I believe that the Constitution’s meaning is fixed, that whatever the words signified in the era of the Founders is what they still express today. If you don’t like the meaning, the Constitution provides a way to change it. It’s not easy to change and that is entirely proper. It should be changed only after due deliberation.
That said, court decisions over the years have changed the original meaning, sometimes dramatically. The commerce clause has probably been the most abused section of the Consitution. My opinion. So while a reading of the Consitution is easy and straight forward, knowing how federal case has defined and altered what you think it means it is a life's work.

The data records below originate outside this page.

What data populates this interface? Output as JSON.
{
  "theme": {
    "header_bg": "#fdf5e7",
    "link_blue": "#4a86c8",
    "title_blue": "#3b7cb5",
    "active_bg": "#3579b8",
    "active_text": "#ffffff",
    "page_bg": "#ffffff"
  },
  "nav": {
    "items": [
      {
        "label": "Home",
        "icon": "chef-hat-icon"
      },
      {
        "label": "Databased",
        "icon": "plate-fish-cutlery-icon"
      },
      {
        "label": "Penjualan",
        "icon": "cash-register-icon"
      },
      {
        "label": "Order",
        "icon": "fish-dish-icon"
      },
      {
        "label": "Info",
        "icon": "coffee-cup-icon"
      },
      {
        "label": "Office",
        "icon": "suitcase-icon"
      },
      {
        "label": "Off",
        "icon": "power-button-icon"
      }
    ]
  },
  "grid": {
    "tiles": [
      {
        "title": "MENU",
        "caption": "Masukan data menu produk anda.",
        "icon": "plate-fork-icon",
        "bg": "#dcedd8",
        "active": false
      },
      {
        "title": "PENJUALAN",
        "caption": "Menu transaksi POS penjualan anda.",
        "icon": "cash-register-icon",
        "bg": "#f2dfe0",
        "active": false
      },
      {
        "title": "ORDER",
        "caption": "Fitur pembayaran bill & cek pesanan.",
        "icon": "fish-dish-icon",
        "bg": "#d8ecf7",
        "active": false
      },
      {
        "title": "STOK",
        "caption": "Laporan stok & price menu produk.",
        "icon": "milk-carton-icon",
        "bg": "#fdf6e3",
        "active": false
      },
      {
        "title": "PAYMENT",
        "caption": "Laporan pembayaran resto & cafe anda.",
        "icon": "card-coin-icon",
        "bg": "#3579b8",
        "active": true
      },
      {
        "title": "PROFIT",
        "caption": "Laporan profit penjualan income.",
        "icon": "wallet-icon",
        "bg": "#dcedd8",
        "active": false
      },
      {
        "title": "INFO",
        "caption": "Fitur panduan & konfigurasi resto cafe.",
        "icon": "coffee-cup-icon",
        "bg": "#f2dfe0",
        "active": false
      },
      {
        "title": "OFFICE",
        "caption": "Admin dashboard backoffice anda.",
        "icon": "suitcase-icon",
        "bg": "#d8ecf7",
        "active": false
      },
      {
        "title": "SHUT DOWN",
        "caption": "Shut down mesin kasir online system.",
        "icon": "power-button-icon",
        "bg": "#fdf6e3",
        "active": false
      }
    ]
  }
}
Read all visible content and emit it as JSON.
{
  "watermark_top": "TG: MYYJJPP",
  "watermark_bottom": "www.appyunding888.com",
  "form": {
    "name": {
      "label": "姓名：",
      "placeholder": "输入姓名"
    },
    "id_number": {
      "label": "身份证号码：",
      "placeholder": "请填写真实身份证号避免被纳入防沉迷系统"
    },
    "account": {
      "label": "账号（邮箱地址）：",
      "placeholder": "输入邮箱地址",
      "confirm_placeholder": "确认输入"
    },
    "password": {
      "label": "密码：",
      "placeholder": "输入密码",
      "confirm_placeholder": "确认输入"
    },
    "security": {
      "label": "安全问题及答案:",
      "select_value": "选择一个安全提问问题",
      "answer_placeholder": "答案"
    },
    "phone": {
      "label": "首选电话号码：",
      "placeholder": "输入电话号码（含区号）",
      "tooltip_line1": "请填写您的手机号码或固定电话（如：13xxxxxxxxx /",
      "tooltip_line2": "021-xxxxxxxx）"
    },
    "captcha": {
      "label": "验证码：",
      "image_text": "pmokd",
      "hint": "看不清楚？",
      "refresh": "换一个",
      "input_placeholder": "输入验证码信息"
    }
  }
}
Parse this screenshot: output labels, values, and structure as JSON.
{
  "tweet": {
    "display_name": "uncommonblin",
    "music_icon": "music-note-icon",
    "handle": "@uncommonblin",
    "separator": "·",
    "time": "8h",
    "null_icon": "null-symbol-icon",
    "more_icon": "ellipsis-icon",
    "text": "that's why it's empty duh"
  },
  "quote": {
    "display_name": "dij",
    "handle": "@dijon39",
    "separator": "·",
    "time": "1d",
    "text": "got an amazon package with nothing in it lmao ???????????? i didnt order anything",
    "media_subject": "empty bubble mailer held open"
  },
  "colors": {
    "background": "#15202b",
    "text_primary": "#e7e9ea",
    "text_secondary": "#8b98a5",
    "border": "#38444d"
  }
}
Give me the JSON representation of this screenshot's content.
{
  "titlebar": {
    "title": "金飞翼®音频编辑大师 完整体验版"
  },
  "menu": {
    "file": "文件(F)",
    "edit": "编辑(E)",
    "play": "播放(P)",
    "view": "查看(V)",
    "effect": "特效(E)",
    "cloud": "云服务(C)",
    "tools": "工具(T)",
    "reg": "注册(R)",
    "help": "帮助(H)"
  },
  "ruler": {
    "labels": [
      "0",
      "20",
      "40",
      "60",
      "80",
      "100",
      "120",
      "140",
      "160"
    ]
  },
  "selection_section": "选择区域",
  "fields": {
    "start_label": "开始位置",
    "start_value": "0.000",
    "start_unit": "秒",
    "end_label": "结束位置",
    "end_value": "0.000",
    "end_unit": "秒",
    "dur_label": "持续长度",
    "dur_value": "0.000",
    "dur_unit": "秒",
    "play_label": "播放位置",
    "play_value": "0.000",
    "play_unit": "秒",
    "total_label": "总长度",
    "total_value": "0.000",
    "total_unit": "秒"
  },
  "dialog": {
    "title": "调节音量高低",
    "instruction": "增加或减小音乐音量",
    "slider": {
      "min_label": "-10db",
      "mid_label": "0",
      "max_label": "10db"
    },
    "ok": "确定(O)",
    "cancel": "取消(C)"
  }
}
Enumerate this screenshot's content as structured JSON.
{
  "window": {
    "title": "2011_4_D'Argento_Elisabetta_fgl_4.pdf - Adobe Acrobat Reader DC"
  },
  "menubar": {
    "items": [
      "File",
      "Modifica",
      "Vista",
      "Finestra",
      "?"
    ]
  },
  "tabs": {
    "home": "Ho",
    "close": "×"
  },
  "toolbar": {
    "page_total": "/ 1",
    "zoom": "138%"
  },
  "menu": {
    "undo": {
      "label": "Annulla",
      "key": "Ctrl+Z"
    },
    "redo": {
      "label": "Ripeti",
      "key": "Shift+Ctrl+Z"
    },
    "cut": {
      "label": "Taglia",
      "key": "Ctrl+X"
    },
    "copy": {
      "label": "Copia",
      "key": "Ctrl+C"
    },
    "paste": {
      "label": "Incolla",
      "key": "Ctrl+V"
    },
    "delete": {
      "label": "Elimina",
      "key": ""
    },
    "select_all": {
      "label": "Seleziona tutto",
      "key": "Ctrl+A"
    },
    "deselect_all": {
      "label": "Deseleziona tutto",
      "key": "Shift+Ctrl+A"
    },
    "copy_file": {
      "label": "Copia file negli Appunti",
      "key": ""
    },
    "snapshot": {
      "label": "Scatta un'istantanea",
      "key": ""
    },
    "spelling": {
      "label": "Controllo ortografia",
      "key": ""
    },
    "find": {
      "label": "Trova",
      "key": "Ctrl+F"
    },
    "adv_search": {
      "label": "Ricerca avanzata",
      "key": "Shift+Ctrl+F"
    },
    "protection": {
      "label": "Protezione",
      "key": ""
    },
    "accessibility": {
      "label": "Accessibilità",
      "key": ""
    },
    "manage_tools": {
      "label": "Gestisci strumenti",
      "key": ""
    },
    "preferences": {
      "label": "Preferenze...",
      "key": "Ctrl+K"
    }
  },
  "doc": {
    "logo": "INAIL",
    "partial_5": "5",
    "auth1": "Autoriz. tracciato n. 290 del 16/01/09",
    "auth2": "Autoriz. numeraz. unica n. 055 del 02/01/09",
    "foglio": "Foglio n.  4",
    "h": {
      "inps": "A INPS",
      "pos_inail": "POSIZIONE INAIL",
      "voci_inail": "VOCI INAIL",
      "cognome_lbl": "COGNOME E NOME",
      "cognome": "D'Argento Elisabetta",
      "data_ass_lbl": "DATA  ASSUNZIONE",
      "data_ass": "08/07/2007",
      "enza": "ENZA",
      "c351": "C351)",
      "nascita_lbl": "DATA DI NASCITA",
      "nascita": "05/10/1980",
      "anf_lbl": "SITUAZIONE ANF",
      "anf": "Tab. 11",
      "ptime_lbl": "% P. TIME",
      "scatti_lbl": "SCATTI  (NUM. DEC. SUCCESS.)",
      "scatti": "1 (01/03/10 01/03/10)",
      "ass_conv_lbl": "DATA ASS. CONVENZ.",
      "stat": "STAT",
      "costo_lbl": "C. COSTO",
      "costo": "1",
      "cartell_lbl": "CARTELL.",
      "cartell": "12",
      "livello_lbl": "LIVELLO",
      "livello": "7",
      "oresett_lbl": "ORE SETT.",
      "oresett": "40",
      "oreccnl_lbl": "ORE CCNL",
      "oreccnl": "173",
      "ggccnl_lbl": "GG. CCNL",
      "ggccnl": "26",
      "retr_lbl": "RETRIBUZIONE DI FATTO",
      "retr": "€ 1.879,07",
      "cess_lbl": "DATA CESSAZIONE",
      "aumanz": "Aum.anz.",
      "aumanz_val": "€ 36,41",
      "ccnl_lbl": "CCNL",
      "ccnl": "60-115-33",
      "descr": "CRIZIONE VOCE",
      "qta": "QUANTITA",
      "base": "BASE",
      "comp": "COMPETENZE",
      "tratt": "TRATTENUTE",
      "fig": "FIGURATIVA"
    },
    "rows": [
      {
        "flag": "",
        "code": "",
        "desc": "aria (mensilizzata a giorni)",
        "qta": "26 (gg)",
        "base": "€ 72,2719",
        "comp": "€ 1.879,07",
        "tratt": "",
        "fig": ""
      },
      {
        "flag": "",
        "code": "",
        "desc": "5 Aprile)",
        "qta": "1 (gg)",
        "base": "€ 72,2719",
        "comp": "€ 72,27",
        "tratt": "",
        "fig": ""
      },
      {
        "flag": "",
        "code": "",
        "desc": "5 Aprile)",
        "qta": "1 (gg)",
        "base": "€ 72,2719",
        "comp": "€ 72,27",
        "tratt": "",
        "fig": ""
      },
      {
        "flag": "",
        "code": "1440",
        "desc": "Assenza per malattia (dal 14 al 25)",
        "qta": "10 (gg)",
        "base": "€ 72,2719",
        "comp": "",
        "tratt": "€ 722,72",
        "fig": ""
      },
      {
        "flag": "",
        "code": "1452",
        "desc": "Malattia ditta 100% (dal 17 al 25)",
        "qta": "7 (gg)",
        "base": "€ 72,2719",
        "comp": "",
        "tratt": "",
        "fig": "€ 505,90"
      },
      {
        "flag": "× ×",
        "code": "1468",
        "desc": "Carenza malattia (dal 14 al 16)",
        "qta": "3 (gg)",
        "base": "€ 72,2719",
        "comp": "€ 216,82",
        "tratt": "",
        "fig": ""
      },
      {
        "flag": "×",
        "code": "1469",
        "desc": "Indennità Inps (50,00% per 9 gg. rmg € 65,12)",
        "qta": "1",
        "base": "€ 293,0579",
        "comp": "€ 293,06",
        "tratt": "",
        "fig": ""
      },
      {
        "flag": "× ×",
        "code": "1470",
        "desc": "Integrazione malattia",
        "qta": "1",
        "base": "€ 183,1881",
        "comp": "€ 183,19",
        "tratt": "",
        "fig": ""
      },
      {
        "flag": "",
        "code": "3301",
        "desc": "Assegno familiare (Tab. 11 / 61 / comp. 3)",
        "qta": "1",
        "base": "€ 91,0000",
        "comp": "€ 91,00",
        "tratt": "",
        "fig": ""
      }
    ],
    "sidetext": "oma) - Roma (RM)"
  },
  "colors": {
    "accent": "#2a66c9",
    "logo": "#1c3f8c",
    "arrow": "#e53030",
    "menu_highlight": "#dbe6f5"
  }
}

A personal note. I was President of a national organization for some years. That Constitution provided the means to amend it, but only after the proposed changes were published to members three months in advance of a vote. This prevented the members from adopting knee-jerk proposals that were sometimes advanced at annual meetings. When these great ideas were put forward, I would remind them that we could take a straw vote right now, but that it would only indicate the support for the idea and that if the idea was to be adopted the Constitution’s prescribed means for changes would have to be followed. That always ended it as no one felt strongly enough about it to put it writing and proceed.
I recount this to show that while the means to change the Constitution are present, we are all a bit lazy to make the effort. We favor using the courts to chip away at changes.
On the other hand, knee-jerk changes protect all of us. Always remember that democracy led to condemning Socrates on a whim.